"The number of cases among U.S. born individuals has been reduced by 66 percent whereas, among the foreign-born population, during the same period, the number increased by 5 percent, thus widening the disparity between the two groups," said study author Dr. Kevin P. Cain. His report appears in the July 23/30 issue of the Journal of the American Medical Association.
Needless to say, experts are anxious to find ways to control and eliminate the disease. Testing the more than 37 million foreign-born individuals currently living in the United States isn't feasible, so officials are focusing their efforts on people before they immigrate.
In the study, Cain's team reviewed 46,970 cases of TB among foreign-born individuals in the United States. They discovered that an immigrant's risk for TB was highest during the early years after first arriving in the United States, varied with age (older people had a higher risk), and also varied by country of birth.
"We found that over 50 percent of all cases of TB among foreign-born persons occurred among 20 percent of the overall foreign-born populations, especially persons born mainly in Southeast Asia [particularly the Philippines and Vietnam] and sub-Saharan Africa," said Cain, a medical epidemiologist with the division of tuberculosis elimination at the CDC. "This is actually quite helpful because it means you can try to prevent as many case as possible by focusing your efforts on the highest-risk population," he said.
Also, adding a sputum culture test (actually growing TB in culture) to the standard sputum smear (looking at sputum under a microscope) would have prevented the importation of about 250 cases of TB a year (there are about 7,000 TB cases among foreign-born persons annually in the United States).
"This is a nice, balanced study that gives a good perspective about what we could do potentially to reduce the incidence of TB in the U.S.," said Jeffrey Cirillo, an associate professor of microbial and molecular pathogenesis at Texas A&M Health Science Center College of Medicine, in College Station. "This is focusing us in the right direction."

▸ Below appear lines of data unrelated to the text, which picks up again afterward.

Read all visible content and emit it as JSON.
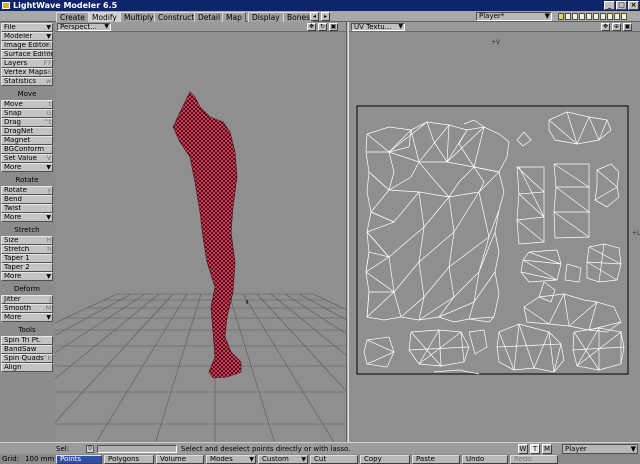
{
  "window": {
    "title": "LightWave Modeler 6.5",
    "controls": [
      "_",
      "□",
      "×"
    ]
  },
  "tabs": [
    {
      "label": "Create",
      "active": false
    },
    {
      "label": "Modify",
      "active": true
    },
    {
      "label": "Multiply",
      "active": false
    },
    {
      "label": "Construct",
      "active": false
    },
    {
      "label": "Detail",
      "active": false
    },
    {
      "label": "Map",
      "active": false
    },
    {
      "label": "Display",
      "active": false
    },
    {
      "label": "Bones",
      "active": false
    }
  ],
  "layer_select": {
    "value": "Player*",
    "arrow": "▼"
  },
  "sidebar": {
    "top": [
      {
        "label": "File",
        "hk": "▼",
        "dd": true
      },
      {
        "label": "Modeler",
        "hk": "▼",
        "dd": true
      },
      {
        "label": "Image Editor",
        "hk": "F6"
      },
      {
        "label": "Surface Editor",
        "hk": "F5"
      },
      {
        "label": "Layers",
        "hk": "F7"
      },
      {
        "label": "Vertex Maps",
        "hk": "F8"
      },
      {
        "label": "Statistics",
        "hk": "w"
      }
    ],
    "groups": [
      {
        "title": "Move",
        "items": [
          {
            "label": "Move",
            "hk": "t"
          },
          {
            "label": "Snap",
            "hk": "G"
          },
          {
            "label": "Drag",
            "hk": "^t"
          },
          {
            "label": "DragNet",
            "hk": ""
          },
          {
            "label": "Magnet",
            "hk": ""
          },
          {
            "label": "BGConform",
            "hk": ""
          },
          {
            "label": "Set Value",
            "hk": "V"
          },
          {
            "label": "More",
            "hk": "▼",
            "dd": true
          }
        ]
      },
      {
        "title": "Rotate",
        "items": [
          {
            "label": "Rotate",
            "hk": "y"
          },
          {
            "label": "Bend",
            "hk": ""
          },
          {
            "label": "Twist",
            "hk": ""
          },
          {
            "label": "More",
            "hk": "▼",
            "dd": true
          }
        ]
      },
      {
        "title": "Stretch",
        "items": [
          {
            "label": "Size",
            "hk": "H"
          },
          {
            "label": "Stretch",
            "hk": "h"
          },
          {
            "label": "Taper 1",
            "hk": ""
          },
          {
            "label": "Taper 2",
            "hk": ""
          },
          {
            "label": "More",
            "hk": "▼",
            "dd": true
          }
        ]
      },
      {
        "title": "Deform",
        "items": [
          {
            "label": "Jitter",
            "hk": "J"
          },
          {
            "label": "Smooth",
            "hk": "M"
          },
          {
            "label": "More",
            "hk": "▼",
            "dd": true
          }
        ]
      },
      {
        "title": "Tools",
        "items": [
          {
            "label": "Spin Tri Pt.",
            "hk": ""
          },
          {
            "label": "BandSaw",
            "hk": ""
          },
          {
            "label": "Spin Quads",
            "hk": "^k"
          },
          {
            "label": "Align",
            "hk": ""
          }
        ]
      }
    ]
  },
  "viewports": {
    "left": {
      "view": "Perspect...",
      "arrow": "▼"
    },
    "right": {
      "view": "UV Textu...",
      "arrow": "▼",
      "axis_top": "+V",
      "axis_right": "+U"
    }
  },
  "status": {
    "sel_label": "Sel:",
    "sel_value": "0",
    "hint": "Select and deselect points directly or with lasso.",
    "wtm": [
      "W",
      "T",
      "M"
    ],
    "wtm_active": "T",
    "vmap": "Player"
  },
  "bottom": {
    "grid_label": "Grid:",
    "grid_value": "100 mm",
    "modes": [
      {
        "label": "Points",
        "state": "active",
        "arrow": ""
      },
      {
        "label": "Polygons",
        "state": "",
        "arrow": ""
      },
      {
        "label": "Volume",
        "state": "",
        "arrow": ""
      },
      {
        "label": "Modes",
        "state": "",
        "arrow": "▼"
      },
      {
        "label": "Custom",
        "state": "",
        "arrow": "▼"
      },
      {
        "label": "Cut",
        "state": "",
        "arrow": ""
      },
      {
        "label": "Copy",
        "state": "",
        "arrow": ""
      },
      {
        "label": "Paste",
        "state": "",
        "arrow": ""
      },
      {
        "label": "Undo",
        "state": "",
        "arrow": ""
      },
      {
        "label": "Redo",
        "state": "disabled",
        "arrow": ""
      }
    ]
  },
  "colors": {
    "mesh": "#b83040",
    "uv_wire": "#ffffff",
    "grid": "#5a5a5a",
    "active_mode": "#3050a8"
  }
}
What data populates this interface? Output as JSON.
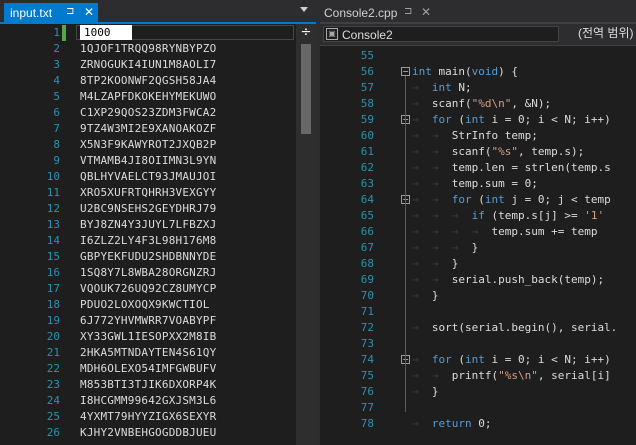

Still, Cain acknowledged, "That is a relatively small piece of the overall problem, so clearly more needs to be done."
According to Cirillo, one-third of the world's population is infected with TB and a person dies from the respiratory illness every 15 to 20 seconds. Nine million people become infected with the TB bacterium each year, and 2 million die.
"We recognize national borders but microbes, including TB, don't," Cain said. "As long as TB is out of control globally, as it is, this will be a problem in the U.S. If you breathe, you're at risk for TB. This can affect anyone."
A second paper in the same issue of JAMA explored the difficulty of tackling TB in vulnerable, HIV-positive populations in "resource-limited" areas of the world.
The authors, from the University of California, San Francisco, proposed several strategies, including intensified efforts to identify HIV-positive patients with TB; treating individuals with active TB; making the antibacterial drug isoniazid and antiretroviral therapy more available; implementing TB infection control; and making sure health-care workers record and report TB cases.
For more on tuberculosis, head to the U.S. Centers for Disease Control and Prevention.